#### What you should do
In the entries below, find each line with the string "zero" and copy it.

-- -- --

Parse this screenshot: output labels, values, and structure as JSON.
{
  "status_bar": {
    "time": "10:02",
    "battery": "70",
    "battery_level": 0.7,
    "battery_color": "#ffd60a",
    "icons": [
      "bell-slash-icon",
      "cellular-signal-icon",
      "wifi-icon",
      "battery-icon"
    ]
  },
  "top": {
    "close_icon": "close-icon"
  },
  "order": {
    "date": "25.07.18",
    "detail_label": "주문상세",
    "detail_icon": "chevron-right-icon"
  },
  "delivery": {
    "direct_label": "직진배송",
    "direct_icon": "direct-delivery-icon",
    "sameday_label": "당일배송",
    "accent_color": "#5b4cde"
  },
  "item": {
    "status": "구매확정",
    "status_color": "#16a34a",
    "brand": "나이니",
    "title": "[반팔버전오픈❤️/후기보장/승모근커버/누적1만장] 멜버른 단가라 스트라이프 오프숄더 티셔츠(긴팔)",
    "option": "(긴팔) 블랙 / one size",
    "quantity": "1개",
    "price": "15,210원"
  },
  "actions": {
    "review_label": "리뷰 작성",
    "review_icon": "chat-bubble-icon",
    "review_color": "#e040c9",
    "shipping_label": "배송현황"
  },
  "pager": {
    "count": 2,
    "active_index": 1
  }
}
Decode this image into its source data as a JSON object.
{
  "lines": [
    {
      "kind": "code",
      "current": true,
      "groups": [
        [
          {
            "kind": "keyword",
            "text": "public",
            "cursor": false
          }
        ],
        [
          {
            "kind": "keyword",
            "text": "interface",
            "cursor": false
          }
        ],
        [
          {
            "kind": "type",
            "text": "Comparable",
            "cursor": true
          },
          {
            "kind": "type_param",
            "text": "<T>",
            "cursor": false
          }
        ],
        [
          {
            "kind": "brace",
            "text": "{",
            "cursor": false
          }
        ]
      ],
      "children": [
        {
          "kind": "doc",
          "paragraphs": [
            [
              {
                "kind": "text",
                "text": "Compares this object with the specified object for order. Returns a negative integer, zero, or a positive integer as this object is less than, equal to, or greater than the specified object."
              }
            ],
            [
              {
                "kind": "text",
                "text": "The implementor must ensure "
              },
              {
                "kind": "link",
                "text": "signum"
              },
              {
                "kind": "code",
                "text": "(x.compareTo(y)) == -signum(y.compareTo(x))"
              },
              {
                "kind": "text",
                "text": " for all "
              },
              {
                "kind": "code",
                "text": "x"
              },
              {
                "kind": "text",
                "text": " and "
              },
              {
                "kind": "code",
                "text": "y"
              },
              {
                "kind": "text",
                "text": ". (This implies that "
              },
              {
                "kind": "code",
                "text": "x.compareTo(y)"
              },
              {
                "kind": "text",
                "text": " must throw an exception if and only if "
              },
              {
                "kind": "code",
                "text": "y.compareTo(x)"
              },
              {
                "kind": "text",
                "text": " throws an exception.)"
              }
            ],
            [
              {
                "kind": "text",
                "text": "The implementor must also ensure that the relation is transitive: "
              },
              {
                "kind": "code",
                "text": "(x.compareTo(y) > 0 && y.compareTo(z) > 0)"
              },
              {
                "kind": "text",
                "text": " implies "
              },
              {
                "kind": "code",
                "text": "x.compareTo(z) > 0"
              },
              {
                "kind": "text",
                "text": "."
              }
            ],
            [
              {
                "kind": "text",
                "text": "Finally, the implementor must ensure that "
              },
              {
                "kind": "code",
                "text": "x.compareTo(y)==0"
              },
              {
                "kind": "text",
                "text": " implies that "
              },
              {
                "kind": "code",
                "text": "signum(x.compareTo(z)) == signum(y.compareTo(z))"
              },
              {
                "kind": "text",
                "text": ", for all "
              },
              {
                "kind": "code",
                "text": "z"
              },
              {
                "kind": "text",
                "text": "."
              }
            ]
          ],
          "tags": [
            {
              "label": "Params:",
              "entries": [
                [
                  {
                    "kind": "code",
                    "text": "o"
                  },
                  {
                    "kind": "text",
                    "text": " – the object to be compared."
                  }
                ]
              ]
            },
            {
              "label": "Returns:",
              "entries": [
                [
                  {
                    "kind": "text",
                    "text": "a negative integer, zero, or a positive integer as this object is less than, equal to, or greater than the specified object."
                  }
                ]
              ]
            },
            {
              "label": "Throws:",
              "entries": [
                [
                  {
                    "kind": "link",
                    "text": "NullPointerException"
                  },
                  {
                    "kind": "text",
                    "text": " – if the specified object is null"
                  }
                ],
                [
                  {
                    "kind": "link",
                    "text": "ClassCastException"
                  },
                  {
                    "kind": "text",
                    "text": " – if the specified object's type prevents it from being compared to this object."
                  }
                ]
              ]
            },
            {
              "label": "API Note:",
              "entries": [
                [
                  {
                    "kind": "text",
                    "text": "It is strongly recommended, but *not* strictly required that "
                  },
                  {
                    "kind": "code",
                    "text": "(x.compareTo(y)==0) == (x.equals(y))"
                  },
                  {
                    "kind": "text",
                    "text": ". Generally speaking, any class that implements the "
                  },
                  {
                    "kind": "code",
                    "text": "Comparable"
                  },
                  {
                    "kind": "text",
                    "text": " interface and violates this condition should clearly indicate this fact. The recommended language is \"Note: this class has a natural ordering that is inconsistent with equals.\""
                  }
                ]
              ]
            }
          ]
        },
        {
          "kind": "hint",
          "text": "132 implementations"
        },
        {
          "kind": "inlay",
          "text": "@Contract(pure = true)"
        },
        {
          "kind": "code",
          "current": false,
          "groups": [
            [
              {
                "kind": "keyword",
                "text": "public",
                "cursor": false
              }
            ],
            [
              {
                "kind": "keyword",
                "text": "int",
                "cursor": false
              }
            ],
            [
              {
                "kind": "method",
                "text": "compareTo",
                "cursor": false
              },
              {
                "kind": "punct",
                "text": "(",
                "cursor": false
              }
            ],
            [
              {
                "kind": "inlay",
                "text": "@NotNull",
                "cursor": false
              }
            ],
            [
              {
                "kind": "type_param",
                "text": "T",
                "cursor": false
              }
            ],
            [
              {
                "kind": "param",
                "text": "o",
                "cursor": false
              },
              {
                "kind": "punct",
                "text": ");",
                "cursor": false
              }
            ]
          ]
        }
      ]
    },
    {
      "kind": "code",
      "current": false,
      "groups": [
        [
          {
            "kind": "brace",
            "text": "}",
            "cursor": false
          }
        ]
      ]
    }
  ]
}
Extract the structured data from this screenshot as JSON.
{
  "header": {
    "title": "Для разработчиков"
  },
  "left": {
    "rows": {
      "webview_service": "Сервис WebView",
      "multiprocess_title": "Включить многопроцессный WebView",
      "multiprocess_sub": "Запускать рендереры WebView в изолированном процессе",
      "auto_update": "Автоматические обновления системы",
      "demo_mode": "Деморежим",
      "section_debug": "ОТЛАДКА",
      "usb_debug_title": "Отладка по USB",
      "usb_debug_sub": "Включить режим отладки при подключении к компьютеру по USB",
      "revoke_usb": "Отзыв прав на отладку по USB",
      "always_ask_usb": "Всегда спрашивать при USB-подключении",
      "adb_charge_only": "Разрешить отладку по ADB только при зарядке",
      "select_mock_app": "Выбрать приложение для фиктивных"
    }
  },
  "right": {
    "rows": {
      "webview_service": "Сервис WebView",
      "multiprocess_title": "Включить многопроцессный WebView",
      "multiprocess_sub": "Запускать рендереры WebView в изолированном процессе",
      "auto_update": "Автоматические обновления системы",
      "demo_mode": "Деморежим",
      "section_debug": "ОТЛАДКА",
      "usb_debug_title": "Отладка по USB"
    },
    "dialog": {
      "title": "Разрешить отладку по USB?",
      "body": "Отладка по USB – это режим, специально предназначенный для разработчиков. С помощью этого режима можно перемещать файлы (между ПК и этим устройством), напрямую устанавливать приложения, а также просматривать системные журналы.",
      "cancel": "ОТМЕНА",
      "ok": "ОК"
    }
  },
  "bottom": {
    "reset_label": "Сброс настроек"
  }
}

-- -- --

#### Result
                "text": "Compares this object with the specified object for order. Returns a negative integer, zero, or a positive integer as this object is less than, equal to, or greater than the specified object."
                    "text": "a negative integer, zero, or a positive integer as this object is less than, equal to, or greater than the specified object."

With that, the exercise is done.